Andrea Sutcliffe, Chief Inspector of Adult Social Care at the Care Quality Commission.
Rio has a special place in my heart; it was where our honeymoon started eight years ago. So it was wonderful to see it host the 2016 Olympic Games in all its dramatic glory.
And what a Games it was, especially for Team GB and our amazing athletes. The dedication necessary just to be there is awe-inspiring, whether they won or lost. But a plethora of fantastic individual and team performances, resilience under pressure and a fair amount of grit and determination took us to an astonishing second in the medal table.
A feature of the Olympic Games I love is we are exposed to sports that usually we know nothing about — how many of us became unexpected experts in the intricacies of Taekwondo for example?
Another joy is the wonder of seeing so much women’s sport on prime-time TV. From traditional TV schedules we would be forgiven for thinking that the only sports worth watching are played by men — a perception strengthened by, for example, crass comments like those from John Inverdale forgetting the achievements of women tennis players (credit to Andy Murray for his response though!).
But those perceptions were blown away by a regular stream of incredible endeavour from woman after woman — including Nicola Adams, Jessica Ennis Hill, Katarina Johnson-Thompson, Jade Jones, Simone Biles, Laura Trott, the entire British women’s hockey team and so many more.
It sometimes feels in the adult social care sector that we are a bit like women’s sport overshadowed by the men or, in our case, the health service, which itself is dominated by the caring equivalent of Premier League Football, acute hospitals. Those of us who work in adult social care or who depend upon its services to meet our needs or those of our loved ones know just how important it is. But in the clamour of the debate around the NHS, social care rarely receives the attention it deserves. Or if it does, it’s that obvious afterthought of “and care” in the odd sentence when the rest of the conversation or document is resolutely focused on the language of clinical outcomes, patients and clinicians.

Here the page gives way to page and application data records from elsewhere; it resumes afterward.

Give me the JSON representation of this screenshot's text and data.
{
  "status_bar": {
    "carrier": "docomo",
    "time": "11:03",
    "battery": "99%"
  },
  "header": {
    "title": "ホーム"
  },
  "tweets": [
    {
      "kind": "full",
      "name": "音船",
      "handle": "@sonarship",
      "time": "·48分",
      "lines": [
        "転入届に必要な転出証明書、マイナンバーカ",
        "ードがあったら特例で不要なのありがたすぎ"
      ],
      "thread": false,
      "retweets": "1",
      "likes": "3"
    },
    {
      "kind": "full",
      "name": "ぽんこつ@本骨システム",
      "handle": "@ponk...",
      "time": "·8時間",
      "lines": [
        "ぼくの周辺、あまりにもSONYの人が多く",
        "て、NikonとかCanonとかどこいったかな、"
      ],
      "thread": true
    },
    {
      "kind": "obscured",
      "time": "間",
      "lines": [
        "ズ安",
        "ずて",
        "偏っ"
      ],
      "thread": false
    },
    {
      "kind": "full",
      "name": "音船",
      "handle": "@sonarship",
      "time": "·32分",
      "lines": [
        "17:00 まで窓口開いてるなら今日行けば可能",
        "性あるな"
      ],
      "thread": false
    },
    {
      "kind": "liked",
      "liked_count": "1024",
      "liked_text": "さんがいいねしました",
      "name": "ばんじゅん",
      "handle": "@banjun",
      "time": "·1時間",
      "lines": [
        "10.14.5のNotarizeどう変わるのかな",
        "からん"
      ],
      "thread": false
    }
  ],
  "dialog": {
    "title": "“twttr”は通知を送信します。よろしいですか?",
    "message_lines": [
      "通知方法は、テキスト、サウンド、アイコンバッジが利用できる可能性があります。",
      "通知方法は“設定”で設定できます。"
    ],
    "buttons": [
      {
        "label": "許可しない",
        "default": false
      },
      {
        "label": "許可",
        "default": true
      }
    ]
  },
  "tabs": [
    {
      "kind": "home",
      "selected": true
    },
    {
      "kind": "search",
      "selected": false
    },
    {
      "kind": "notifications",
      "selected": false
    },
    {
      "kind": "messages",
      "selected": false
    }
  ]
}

This lack of profile and diminution of status worried the participants at the quality round table held last week at Skills for Care. There was ready acceptance of the collective responsibility for quality by staff, providers, commissioners and national bodies there on the day. We all recognised that listening to and acting upon the voice of people using services, their families and carers was critical and that we still had a lot to do to ensure public confidence in the services on offer.
There were many thoughtful contributions about the principles a quality strategy should include, not least from our opening speaker, Clenton Farquhason who described his lived experience of poor-quality care and the impact it had on him. Helpfully Clenton’s speech is now on the Independent Age website as a blog which you can read here.
We were not just concentrating on that big picture but also on the practical details that could make a difference to people. How to ensure that people’s concerns are dealt with speedily and appropriately being one good example.
But underpinning the conversation and the enthusiasm to make a difference, there was a nagging worry. Was this just going to be another encouraging conversation full of good intentions that goes nowhere? What do we need to do to ensure that adult social care is truly acknowledged for its vitally important role? How do we ensure that there is political will and greater public support for the sector?
These are important questions and we will need to work with others — for example leaders in the NHS and politicians of all parties — to raise the profile of adult social care and ensure the needs of people using social care services are truly taken into account. Their support for making quality matter in social care will be crucial.
Team Social Care
But the answer lies with the adult social care sector too, with a clear recognition that quality matters and we all need to play an active part, collectively and individually, in celebrating great care and addressing the shortfalls we see.
At CQC we will play our part to set clear expectations, monitor, inspect and rate services, shine a spotlight on good and outstanding, and tackle poor care when we see it. But, however hard we work to encourage improvement, we cannot do it alone nor can regulation and inspection be seen as the only way to secure good quality care. It will take a joint — perhaps an Olympian — effort from everyone in Team Social Care to get us there but, for the sake of people using adult social care services, that’s just what we have to do.
Originally published at www.cqc.org.uk.